“Once I changed the medication and started to lose weight on my own, I thought about backing off on the surgery, but then I thought, ‘No, I need an assist.’ Surgery is not a cure for being overweight; it’s a tool to assist you.”

Dr. Wallace performed Mike’s surgery in August 2007, and the results so far have been amazing. He’s lost 225 pounds and counting. He gets outside and is more active. He’s living again.

“When I was so big before the surgery, I couldn’t go out and use a snow-blower to clear my driveway, because I couldn’t stand that long,” Mike said. “Now, I enjoy taking care of the yard. For two years, I had my neighbor doing my yard work, mowing the lawn, because I couldn’t do it and Di Anne was at work all day. I couldn’t even get on a riding lawn mower, because I was too big. Now, I mow the lawn, whack weeds, and walk the dogs. I can do a lot of stuff. Before, if I walked half a block before sitting down, I was lucky.”

Success Provides Inspiration

Seeing Mike’s success with bariatric surgery inspired Di Anne. Even though she had a negative surgical experience 20 years earlier, she knew she had to overcome her fears. Her weight had climbed to 288, and she knew it was time to act.

In January 2010, Dr. Wallace performed Di Anne’s surgery and by the end of February, she had lost 45 pounds. She says her life is getting better by the day, and she is continuously amazed by the changes she’s been able to accomplish in her eating habits.

“Four ounces is more than I can eat,” Di Anne said. “Before, I’d have that four ounces and more — maybe a vegetable and a potato. Now I’m on protein and a little starch. It’s amazing that I can’t eat what I used to eat. I really should have been eating the amount recommended now. I feel a lot better. Because I had an open procedure, I still have some pain in the abdominal area, but it will take six months to a year before those muscles will heal.”

Clearly, Mike and Di Anne are back on the right track, eating healthier, being more active and continuing to lose weight. They realize they’ve embarked on a lifetime commitment, not on a quick fix.
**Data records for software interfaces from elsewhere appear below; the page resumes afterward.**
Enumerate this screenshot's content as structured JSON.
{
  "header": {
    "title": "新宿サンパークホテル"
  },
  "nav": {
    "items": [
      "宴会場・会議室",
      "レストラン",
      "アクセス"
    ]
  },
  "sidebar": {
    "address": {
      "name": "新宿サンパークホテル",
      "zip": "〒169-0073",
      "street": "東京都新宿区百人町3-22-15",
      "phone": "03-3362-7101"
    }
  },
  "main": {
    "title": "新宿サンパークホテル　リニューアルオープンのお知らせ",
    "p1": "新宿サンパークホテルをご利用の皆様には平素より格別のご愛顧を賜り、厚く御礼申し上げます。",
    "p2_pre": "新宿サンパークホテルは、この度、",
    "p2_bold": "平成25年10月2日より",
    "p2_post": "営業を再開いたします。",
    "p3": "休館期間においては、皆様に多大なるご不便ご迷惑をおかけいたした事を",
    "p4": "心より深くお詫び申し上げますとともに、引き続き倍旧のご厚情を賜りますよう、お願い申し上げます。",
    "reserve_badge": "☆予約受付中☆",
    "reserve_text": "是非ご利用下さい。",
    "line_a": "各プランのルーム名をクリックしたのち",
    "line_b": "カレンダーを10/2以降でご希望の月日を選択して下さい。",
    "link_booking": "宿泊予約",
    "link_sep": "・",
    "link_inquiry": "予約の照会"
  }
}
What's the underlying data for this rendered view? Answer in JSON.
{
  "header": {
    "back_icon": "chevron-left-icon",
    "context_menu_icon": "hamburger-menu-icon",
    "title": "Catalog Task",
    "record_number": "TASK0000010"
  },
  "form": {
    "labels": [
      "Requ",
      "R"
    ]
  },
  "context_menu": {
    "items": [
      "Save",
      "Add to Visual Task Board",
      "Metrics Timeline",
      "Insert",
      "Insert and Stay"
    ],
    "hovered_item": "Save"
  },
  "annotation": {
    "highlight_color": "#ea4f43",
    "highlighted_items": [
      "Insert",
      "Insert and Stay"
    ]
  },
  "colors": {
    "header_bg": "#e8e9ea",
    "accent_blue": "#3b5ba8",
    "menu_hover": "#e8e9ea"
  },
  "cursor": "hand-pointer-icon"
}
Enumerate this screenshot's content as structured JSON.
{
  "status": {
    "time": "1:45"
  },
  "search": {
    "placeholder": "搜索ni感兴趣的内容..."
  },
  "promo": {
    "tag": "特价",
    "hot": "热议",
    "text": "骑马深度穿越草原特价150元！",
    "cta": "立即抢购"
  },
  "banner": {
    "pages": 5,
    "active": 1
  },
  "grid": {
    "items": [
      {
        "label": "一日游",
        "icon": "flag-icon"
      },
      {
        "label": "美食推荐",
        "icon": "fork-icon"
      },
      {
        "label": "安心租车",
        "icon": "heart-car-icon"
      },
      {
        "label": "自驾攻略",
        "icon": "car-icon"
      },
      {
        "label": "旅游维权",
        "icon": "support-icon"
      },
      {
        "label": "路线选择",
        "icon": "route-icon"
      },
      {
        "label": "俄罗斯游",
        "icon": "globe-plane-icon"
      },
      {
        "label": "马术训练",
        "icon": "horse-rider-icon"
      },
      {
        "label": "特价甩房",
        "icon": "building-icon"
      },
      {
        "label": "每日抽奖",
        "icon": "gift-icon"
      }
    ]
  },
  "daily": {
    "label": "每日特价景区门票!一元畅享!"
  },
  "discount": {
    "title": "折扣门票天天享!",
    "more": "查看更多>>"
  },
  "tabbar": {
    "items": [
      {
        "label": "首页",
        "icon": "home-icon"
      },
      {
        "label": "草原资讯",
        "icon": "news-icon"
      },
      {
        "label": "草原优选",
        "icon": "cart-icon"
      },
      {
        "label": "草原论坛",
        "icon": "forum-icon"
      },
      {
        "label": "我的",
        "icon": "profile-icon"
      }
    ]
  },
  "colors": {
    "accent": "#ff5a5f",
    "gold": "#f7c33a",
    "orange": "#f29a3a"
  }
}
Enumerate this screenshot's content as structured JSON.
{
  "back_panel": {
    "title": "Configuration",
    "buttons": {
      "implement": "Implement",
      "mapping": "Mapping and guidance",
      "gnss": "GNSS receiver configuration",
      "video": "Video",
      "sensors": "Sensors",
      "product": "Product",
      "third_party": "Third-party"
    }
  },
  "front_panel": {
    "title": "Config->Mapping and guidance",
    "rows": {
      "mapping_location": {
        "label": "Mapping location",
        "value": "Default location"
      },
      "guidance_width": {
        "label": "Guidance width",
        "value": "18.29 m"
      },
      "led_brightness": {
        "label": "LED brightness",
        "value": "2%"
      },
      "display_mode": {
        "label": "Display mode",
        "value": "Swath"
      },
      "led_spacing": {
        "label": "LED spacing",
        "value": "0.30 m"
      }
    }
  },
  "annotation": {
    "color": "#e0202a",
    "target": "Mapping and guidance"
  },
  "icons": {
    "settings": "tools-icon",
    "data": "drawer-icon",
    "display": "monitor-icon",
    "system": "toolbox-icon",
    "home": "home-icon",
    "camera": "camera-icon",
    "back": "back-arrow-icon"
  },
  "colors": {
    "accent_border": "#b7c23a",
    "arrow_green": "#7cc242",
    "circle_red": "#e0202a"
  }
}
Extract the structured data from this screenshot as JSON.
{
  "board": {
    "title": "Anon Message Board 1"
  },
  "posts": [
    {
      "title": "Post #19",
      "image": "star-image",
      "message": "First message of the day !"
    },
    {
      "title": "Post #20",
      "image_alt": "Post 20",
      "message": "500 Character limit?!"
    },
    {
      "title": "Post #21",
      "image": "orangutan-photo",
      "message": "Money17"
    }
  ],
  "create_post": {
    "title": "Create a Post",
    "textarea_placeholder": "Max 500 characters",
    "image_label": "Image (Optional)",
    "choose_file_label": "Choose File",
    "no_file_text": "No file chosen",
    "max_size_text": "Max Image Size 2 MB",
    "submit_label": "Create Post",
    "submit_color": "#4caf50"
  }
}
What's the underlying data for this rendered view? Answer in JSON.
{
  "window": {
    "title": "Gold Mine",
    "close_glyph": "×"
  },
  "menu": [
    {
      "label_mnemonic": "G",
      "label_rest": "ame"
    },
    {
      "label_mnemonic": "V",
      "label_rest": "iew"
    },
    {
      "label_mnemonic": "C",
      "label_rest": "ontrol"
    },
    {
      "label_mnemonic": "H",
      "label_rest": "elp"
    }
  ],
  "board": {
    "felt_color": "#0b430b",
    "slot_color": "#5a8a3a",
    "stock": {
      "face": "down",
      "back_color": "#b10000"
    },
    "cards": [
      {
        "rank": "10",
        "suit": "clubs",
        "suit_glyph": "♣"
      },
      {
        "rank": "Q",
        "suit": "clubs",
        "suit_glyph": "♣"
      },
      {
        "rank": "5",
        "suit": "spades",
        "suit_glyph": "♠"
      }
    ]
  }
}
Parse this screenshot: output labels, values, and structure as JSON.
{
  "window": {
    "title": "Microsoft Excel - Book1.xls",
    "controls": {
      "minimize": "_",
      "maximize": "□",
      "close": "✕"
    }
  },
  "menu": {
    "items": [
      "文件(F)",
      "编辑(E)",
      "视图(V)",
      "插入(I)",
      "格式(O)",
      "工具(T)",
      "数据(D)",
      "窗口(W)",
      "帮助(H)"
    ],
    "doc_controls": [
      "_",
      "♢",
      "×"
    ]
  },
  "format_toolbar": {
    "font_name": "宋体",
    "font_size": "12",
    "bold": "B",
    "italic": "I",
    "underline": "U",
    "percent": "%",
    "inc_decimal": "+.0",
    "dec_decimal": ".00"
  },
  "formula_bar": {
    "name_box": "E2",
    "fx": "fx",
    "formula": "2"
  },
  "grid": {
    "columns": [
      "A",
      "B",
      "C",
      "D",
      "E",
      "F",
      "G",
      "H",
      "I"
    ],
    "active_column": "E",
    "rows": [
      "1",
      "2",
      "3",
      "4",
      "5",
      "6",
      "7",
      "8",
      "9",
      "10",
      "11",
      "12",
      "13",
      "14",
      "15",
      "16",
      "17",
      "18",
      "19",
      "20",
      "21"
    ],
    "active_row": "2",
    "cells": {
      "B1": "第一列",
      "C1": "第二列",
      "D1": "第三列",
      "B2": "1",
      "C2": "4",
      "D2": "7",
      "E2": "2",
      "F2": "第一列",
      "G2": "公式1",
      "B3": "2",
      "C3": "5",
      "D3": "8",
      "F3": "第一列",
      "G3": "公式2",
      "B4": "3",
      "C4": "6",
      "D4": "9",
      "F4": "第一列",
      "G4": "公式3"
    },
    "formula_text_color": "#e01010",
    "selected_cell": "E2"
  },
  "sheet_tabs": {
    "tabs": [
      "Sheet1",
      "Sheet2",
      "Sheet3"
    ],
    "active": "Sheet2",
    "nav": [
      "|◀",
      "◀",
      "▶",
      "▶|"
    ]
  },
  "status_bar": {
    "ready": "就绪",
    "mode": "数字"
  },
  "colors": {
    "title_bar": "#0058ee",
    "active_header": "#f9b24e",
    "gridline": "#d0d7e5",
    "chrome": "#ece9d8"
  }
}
“I certainly recommend the surgery, as long as people understand it’s not a miracle,” Mike said. “You can’t say, ‘I’m going to have this surgery and six months later, I can start eating half a pie and a dozen donuts.’ You can’t do that and lose weight. The stomach is amazing material and it’ll stretch. You will start packing on weight again. Then it’s just a waste of your time and the doctor’s time and effort.”

Team Approach Is Key

Di Anne adds that she is thankful for the team approach offered at Froedtert & the Medical College. “To meet with the dietitian, the psychologist and the nurse each month and discuss your progress is important,” she said. “That’s one thing I would emphasize for others. The team approach is what I really liked about the program.”

As they celebrate their 16th wedding anniversary, Mike and Di Anne hope they’ll be able to get out together even more – maybe even back to the bowling alley.

“I want to get back to bowling, get back to where I was, at least to where I could bowl three games, enjoy myself and even be semi-competitive,” Mike said with a smile.